“Over the years Sweden has had an important influence on Danish ice hockey. It has been in our nature to join the Swedish league. We would not have been where we are today without the inspiration from the Swedish model.”
The former record holder for the most played games is Jesper Damgaard, who unfortunately had to stop his professional career due to several concussions. Damgaard had a resume of 256 international games and participated 17 times in the IIHF Ice Hockey World Championship (including B-Pool). On club level he played 14 seasons in Sweden for the Malmo Redhawks and MODO Ornskoldsvik.
“Jim Brithen founded the standard of discipline, game structure, professionalism, and was the man behind the promotion to the best division in international hockey. Before his presence, the national team was like a holiday to us,” says Jesper Damgaard.
“When I came to Malmo as a 17-year-old in 1993 and hockey became my livelihood, Sweden was the highest possible achievement you could hope for as a Dane. Nowadays the new generation uses the Swedish league as a stepping stone to dream even further, about the NHL.”
It starts at a young age
The most successful national youth coach is Olaf Eller. He is the man behind some of the most impressive youth team achievements in Danish ice hockey history, including leading Denmark to the quarter-finals of the IIHF World Junior Championship three years in a row. He is also the father of Washington Capitals star Lars Eller.
As a player himself Olaf Eller played 104 international games and participated in seven IIHF Ice Hockey World Championship tournaments. His playing career was mainly based in Denmark (Rodovre and Rungsted), but he was the first and only Dane to coach in the second-best division in Sweden, Allsvenskan.

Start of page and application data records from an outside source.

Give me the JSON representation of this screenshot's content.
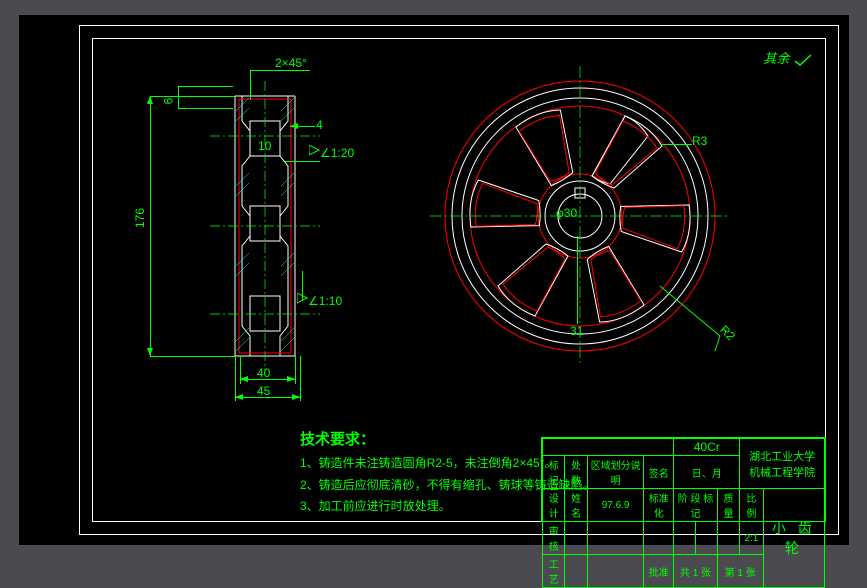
{
  "corner_mark": "其余",
  "dimensions": {
    "chamfer_top": "2×45°",
    "depth_4": "4",
    "depth_10": "10",
    "taper_top": "∠1:20",
    "taper_bottom": "∠1:10",
    "height_6": "6",
    "height_176": "176",
    "width_40": "40",
    "width_45": "45",
    "dia_30": "φ30",
    "r3": "R3",
    "r2": "R2",
    "key_31": "31"
  },
  "tech_req": {
    "title": "技术要求：",
    "line1": "1、铸造件未注铸造圆角R2-5，未注倒角2×45°。",
    "line2": "2、铸造后应彻底清砂，不得有缩孔、铸球等铸造缺陷。",
    "line3": "3、加工前应进行时放处理。"
  },
  "title_block": {
    "material": "40Cr",
    "school_line1": "湖北工业大学",
    "school_line2": "机械工程学院",
    "part_name": "小 齿 轮",
    "row_labels": {
      "mark": "标记",
      "zone": "处数",
      "desc": "区域划分说明",
      "sig": "签名",
      "date": "日、月",
      "design": "设计",
      "name": "姓名",
      "std": "标准化",
      "chk": "审核",
      "stage": "阶  段  标  记",
      "wt": "质量",
      "scale": "比例",
      "scale_val": "2:1",
      "sheet": "共 1 张",
      "sheet2": "第 1 张",
      "proc": "工艺",
      "appr": "批准",
      "date2": "97.6.9"
    }
  },
  "chart_data": {
    "type": "diagram",
    "description": "CAD engineering drawing",
    "views": [
      {
        "name": "section_view",
        "type": "cross-section",
        "overall_height": 176,
        "widths": [
          40,
          45
        ],
        "features": {
          "top_chamfer": "2×45°",
          "top_taper": "1:20",
          "bottom_taper": "1:10",
          "groove_depth_1": 4,
          "groove_depth_2": 10,
          "rib_thickness": 6
        }
      },
      {
        "name": "front_view",
        "type": "circular-face",
        "bore_diameter": 30,
        "keyway_width": 31,
        "spokes": 6,
        "fillets": {
          "inner": "R3",
          "outer": "R2"
        }
      }
    ],
    "material": "40Cr",
    "part": "小齿轮 (small gear)"
  }
}
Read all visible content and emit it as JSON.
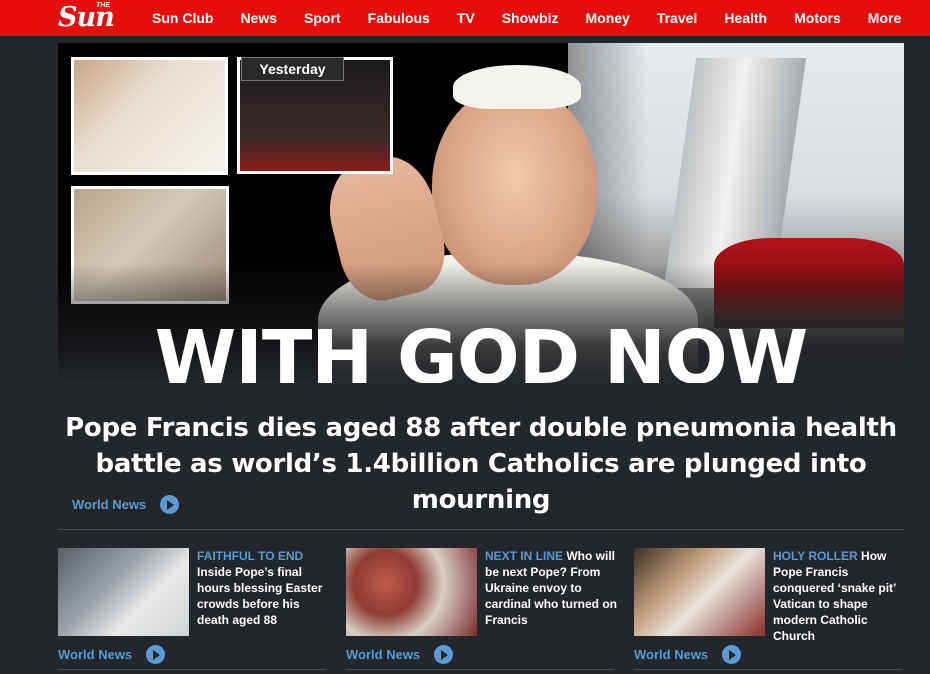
{
  "nav": {
    "logo_small": "THE",
    "logo": "Sun",
    "links": [
      "Sun Club",
      "News",
      "Sport",
      "Fabulous",
      "TV",
      "Showbiz",
      "Money",
      "Travel",
      "Health",
      "Motors",
      "More"
    ]
  },
  "hero": {
    "badge": "Yesterday",
    "headline": "WITH GOD NOW",
    "subheadline": "Pope Francis dies aged 88 after double pneumonia health battle as world’s 1.4billion Catholics are plunged into mourning",
    "section": "World News"
  },
  "cards": [
    {
      "kicker": "FAITHFUL TO END",
      "text": "Inside Pope’s final hours blessing Easter crowds before his death aged 88",
      "section": "World News"
    },
    {
      "kicker": "NEXT IN LINE",
      "text": "Who will be next Pope? From Ukraine envoy to cardinal who turned on Francis",
      "section": "World News"
    },
    {
      "kicker": "HOLY ROLLER",
      "text": "How Pope Francis conquered ‘snake pit’ Vatican to shape modern Catholic Church",
      "section": "World News"
    }
  ],
  "colors": {
    "brand_red": "#e60d0d",
    "background": "#23262a",
    "accent_blue": "#5b9bd5"
  }
}
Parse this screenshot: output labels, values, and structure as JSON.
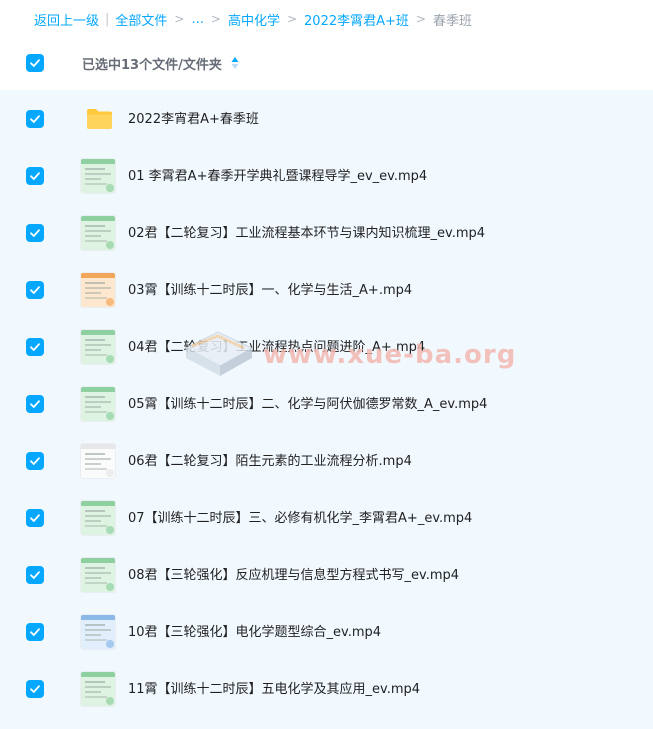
{
  "breadcrumb": {
    "back": "返回上一级",
    "all_files": "全部文件",
    "ellipsis": "...",
    "level1": "高中化学",
    "level2": "2022李霄君A+班",
    "current": "春季班"
  },
  "header": {
    "selected_label": "已选中13个文件/文件夹"
  },
  "files": [
    {
      "name": "2022李宵君A+春季班",
      "type": "folder"
    },
    {
      "name": "01 李霄君A+春季开学典礼暨课程导学_ev_ev.mp4",
      "type": "video",
      "thumb": "green"
    },
    {
      "name": "02君【二轮复习】工业流程基本环节与课内知识梳理_ev.mp4",
      "type": "video",
      "thumb": "green"
    },
    {
      "name": "03霄【训练十二时辰】一、化学与生活_A+.mp4",
      "type": "video",
      "thumb": "orange"
    },
    {
      "name": "04君【二轮复习】工业流程热点问题进阶_A+.mp4",
      "type": "video",
      "thumb": "green"
    },
    {
      "name": "05霄【训练十二时辰】二、化学与阿伏伽德罗常数_A_ev.mp4",
      "type": "video",
      "thumb": "green"
    },
    {
      "name": "06君【二轮复习】陌生元素的工业流程分析.mp4",
      "type": "video",
      "thumb": "white"
    },
    {
      "name": "07【训练十二时辰】三、必修有机化学_李霄君A+_ev.mp4",
      "type": "video",
      "thumb": "green"
    },
    {
      "name": "08君【三轮强化】反应机理与信息型方程式书写_ev.mp4",
      "type": "video",
      "thumb": "green"
    },
    {
      "name": "10君【三轮强化】电化学题型综合_ev.mp4",
      "type": "video",
      "thumb": "blue"
    },
    {
      "name": "11霄【训练十二时辰】五电化学及其应用_ev.mp4",
      "type": "video",
      "thumb": "green"
    }
  ],
  "watermark": "www.xue-ba.org",
  "colors": {
    "accent": "#06a7ff",
    "list_bg": "#f1f9ff",
    "folder": "#ffc93c",
    "watermark": "#f3b8b0"
  }
}
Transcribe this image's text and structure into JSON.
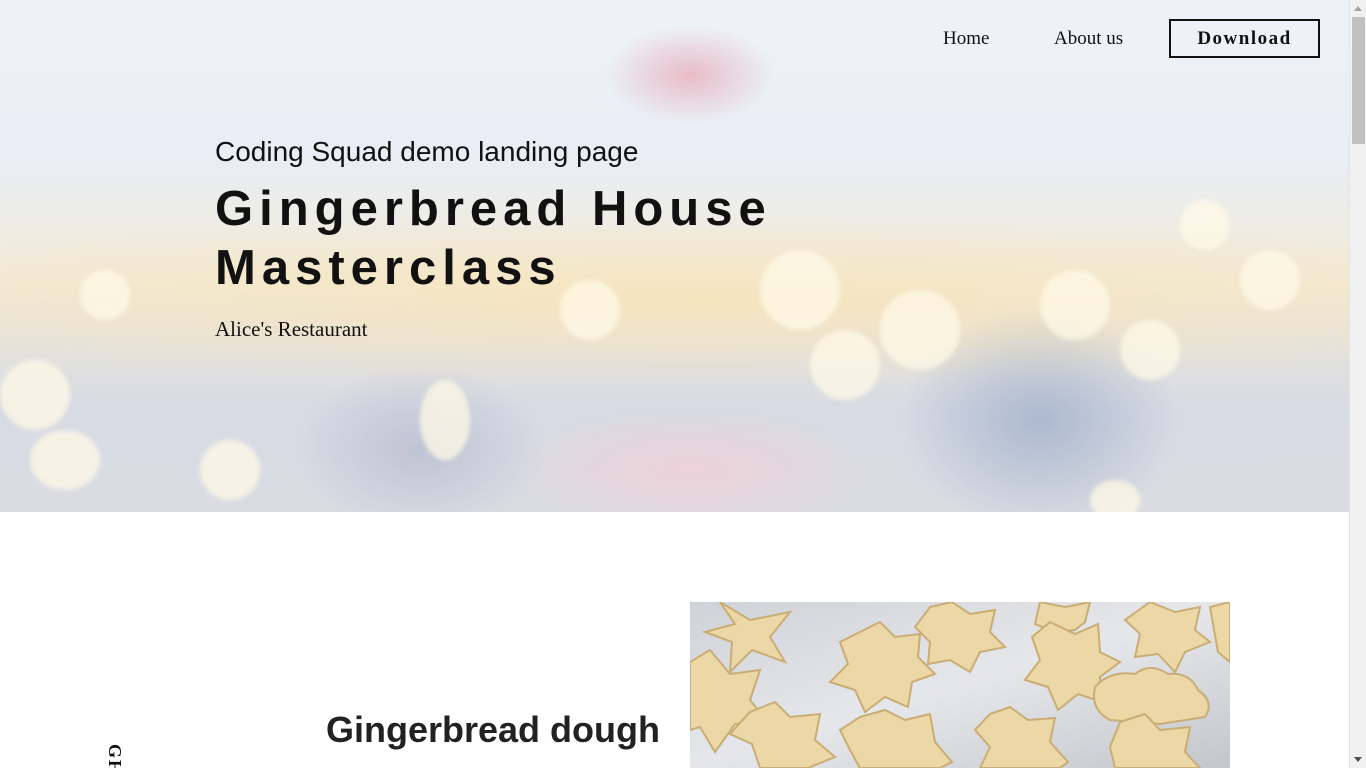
{
  "nav": {
    "home_label": "Home",
    "about_label": "About us",
    "download_label": "Download"
  },
  "hero": {
    "kicker": "Coding Squad demo landing page",
    "title": "Gingerbread House Masterclass",
    "subtitle": "Alice's Restaurant"
  },
  "section": {
    "heading": "Gingerbread dough",
    "vertical_label": "GH",
    "image_name": "gingerbread-cookies-image"
  },
  "colors": {
    "text": "#111111",
    "cookie_dough": "#ecd7a6",
    "background": "#ffffff"
  }
}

“We have a perfect co-operation between Denmark and Sweden, which is mainly built on the Swedish model. If Sweden was not our neighbours, I think our international level would be questionable,” says Olaf Eller, whose next challenge is to defend the top-8 position at the 2018 IIHF World Junior Championship in Buffalo.